(Data excerpts)
◇ ◇ ◇

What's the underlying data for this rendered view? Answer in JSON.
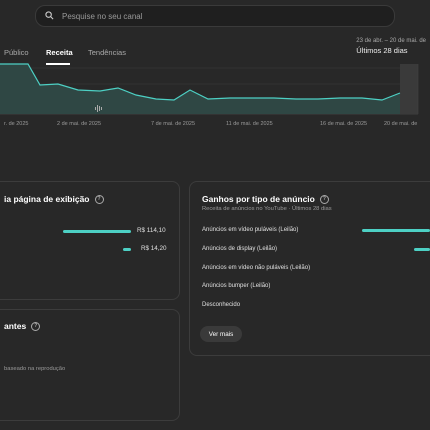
{
  "search": {
    "placeholder": "Pesquise no seu canal"
  },
  "tabs": [
    {
      "label": "Público"
    },
    {
      "label": "Receita"
    },
    {
      "label": "Tendências"
    }
  ],
  "date_range": {
    "dates": "23 de abr. – 20 de mai. de",
    "period": "Últimos 28 dias"
  },
  "chart": {
    "x_ticks": [
      "r. de 2025",
      "2 de mai. de 2025",
      "7 de mai. de 2025",
      "11 de mai. de 2025",
      "16 de mai. de 2025",
      "20 de mai. de"
    ]
  },
  "card_watch": {
    "title": "ia página de exibição",
    "rows": [
      {
        "value": "R$ 114,10",
        "fraction": 1.0
      },
      {
        "value": "R$ 14,20",
        "fraction": 0.12
      }
    ]
  },
  "card_members": {
    "title": "antes",
    "subtitle": "baseado na reprodução"
  },
  "card_ads": {
    "title": "Ganhos por tipo de anúncio",
    "subtitle": "Receita de anúncios no YouTube · Últimos 28 dias",
    "rows": [
      {
        "label": "Anúncios em vídeo puláveis (Leilão)"
      },
      {
        "label": "Anúncios de display (Leilão)"
      },
      {
        "label": "Anúncios em vídeo não puláveis (Leilão)"
      },
      {
        "label": "Anúncios bumper (Leilão)"
      },
      {
        "label": "Desconhecido"
      }
    ],
    "button_label": "Ver mais"
  },
  "colors": {
    "accent": "#4dd0c4",
    "background": "#282828"
  }
}
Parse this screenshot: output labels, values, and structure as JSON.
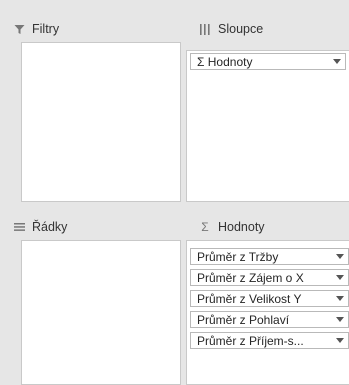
{
  "filters": {
    "title": "Filtry",
    "icon": "filter-icon"
  },
  "columns": {
    "title": "Sloupce",
    "icon": "columns-icon",
    "fields": [
      {
        "label": "Σ  Hodnoty"
      }
    ]
  },
  "rows": {
    "title": "Řádky",
    "icon": "rows-icon"
  },
  "values": {
    "title": "Hodnoty",
    "icon": "sigma-icon",
    "fields": [
      {
        "label": "Průměr z Tržby"
      },
      {
        "label": "Průměr z Zájem o X"
      },
      {
        "label": "Průměr z Velikost Y"
      },
      {
        "label": "Průměr z Pohlaví"
      },
      {
        "label": "Průměr z Příjem-s..."
      }
    ]
  }
}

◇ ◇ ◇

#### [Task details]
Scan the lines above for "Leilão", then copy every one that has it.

#### [Exercise solution]
        "label": "Anúncios em vídeo puláveis (Leilão)"
        "label": "Anúncios de display (Leilão)"
        "label": "Anúncios em vídeo não puláveis (Leilão)"
        "label": "Anúncios bumper (Leilão)"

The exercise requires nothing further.